Editorial: Facebook crosses line with Graph Search

FacebookPrivacyComicThanks to Facebook’s new Graph Search feature, you can run, but you can’t hide your pictures.

Graph Search, which is currently being tested, is a Facebook search engine that allows you to find information based on specific search word combinations, for example, “people who like dogs and live in Waco.”

Other information apart from pictures is available — a search for a specific person based on information they’ve shared with you will yield results, for example, as will a search for “restaurants my friends have been to.”

This new feature turns popular phrase “Facebook stalking,”usually taken to mean looking at the pictures or information on a Facebook profile without talking to the profile holder, into actual stalking.

So if you’re worried about privacy with Graph Search, your concerns are valid, but not in the way you might think.

According to Graph Search’s privacy statement, each person will see different results based on the individual privacy settings chosen by the searchee. You might see different results for your mom, for example, than the boss you be-Facebook-friended.

So you have the option to take much of your information out of the equation by manipulating your own privacy settings — if you can figure out how — but as navigating Facebook’s confusing-at-best privacy settings is difficult, information you may not want available might be available.

Take the example of Randi Zuckerberg, Facebook creator Mark Zuckerberg’s own sister, who was unpleasantly surprised when a private family photo was shared by a friend’s friend without her knowledge. This was with Facebook’s new mobile app “Poke,” which allows photos to be deleted after seconds, a measure supposedly implemented to increase privacy.

If Mark Zuckerberg’s own sister has an issue, think of the damage Graph Search could do to those without the inside track to Facebook privacy.

Furthermore, according to the statement, it is also possible for others to see “any photos they can see on Facebook, including photos hidden from timeline.”

Graph Search represents danger not for those who want complete privacy, but for those who hope to hide information or photos by allowing them to remain obscure. Remember, hiding doesn’t mean deleting ­— so while those embarrassing photos you hid won’t show up on your timeline, they will be searchable on Graph Search. Or let’s say you post a status about a bar that you trust your colleagues won’t see because it’s hidden from your timeline (but not deleted)?

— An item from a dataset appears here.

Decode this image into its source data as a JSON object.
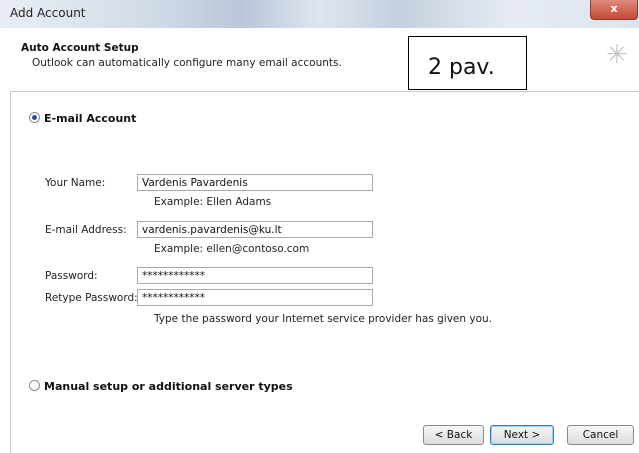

Furthermore, what about photos you’re tagged in, but didn’t post yourself?

“Photos that are untagged but not deleted can still be discovered by others on Facebook,” according to Graph Search’s page.

This means your ability to hide those photos depends on someone else’s actions. Even if you’ve untagged yourself, the photo is still searchable, and you’re still visible, even though it’s not your photo and you have untagged yourself.

The problem here, like in the case of Randi Zuckerberg, is that Graph Search puts the privacy of your information in the hands of others.

Furthermore, what are the limits of what you can search?

The tumblr blog “Actual Facebook Graph Searches” lists some examples that could lead to trouble, such as “Islamic men interested in men who live in Tehran.” Homosexuality is manifestly illegal in Iran and can be punishable by death. An extension located on the side of the page by the search lists the places where the unlucky search victims work.

The possibility that Graph Search will be used for malicious purposes exists. And as Facebook privacy options can’t evolve fast enough to keep up with already-released Facebook features, this can only lead to disaster, like in the case of Randi Zuckerberg.

In all likeliness, the danger won’t be intentional — however, negligence, when it leads to the harm of others, is still a crime.

While we hope Facebook will reconsider releasing Graph Search, as it is already being tested, we realize this is unlikely.

Instead, as it has in the case of online giants and personal privacy, the burden falls to the individual.

The best advice is to check your privacy settings. Check them well. Delete what you don’t want seen, and prepare for the next wave of publicity to hit. Talk to your friends in advance about what is OK and not OK to share.

Now, the feature is only offered to a limited number of people, although there is a waiting list you can sign up for to try it. Visit www.facebook.com/about/graphsearch to be put on the wait list.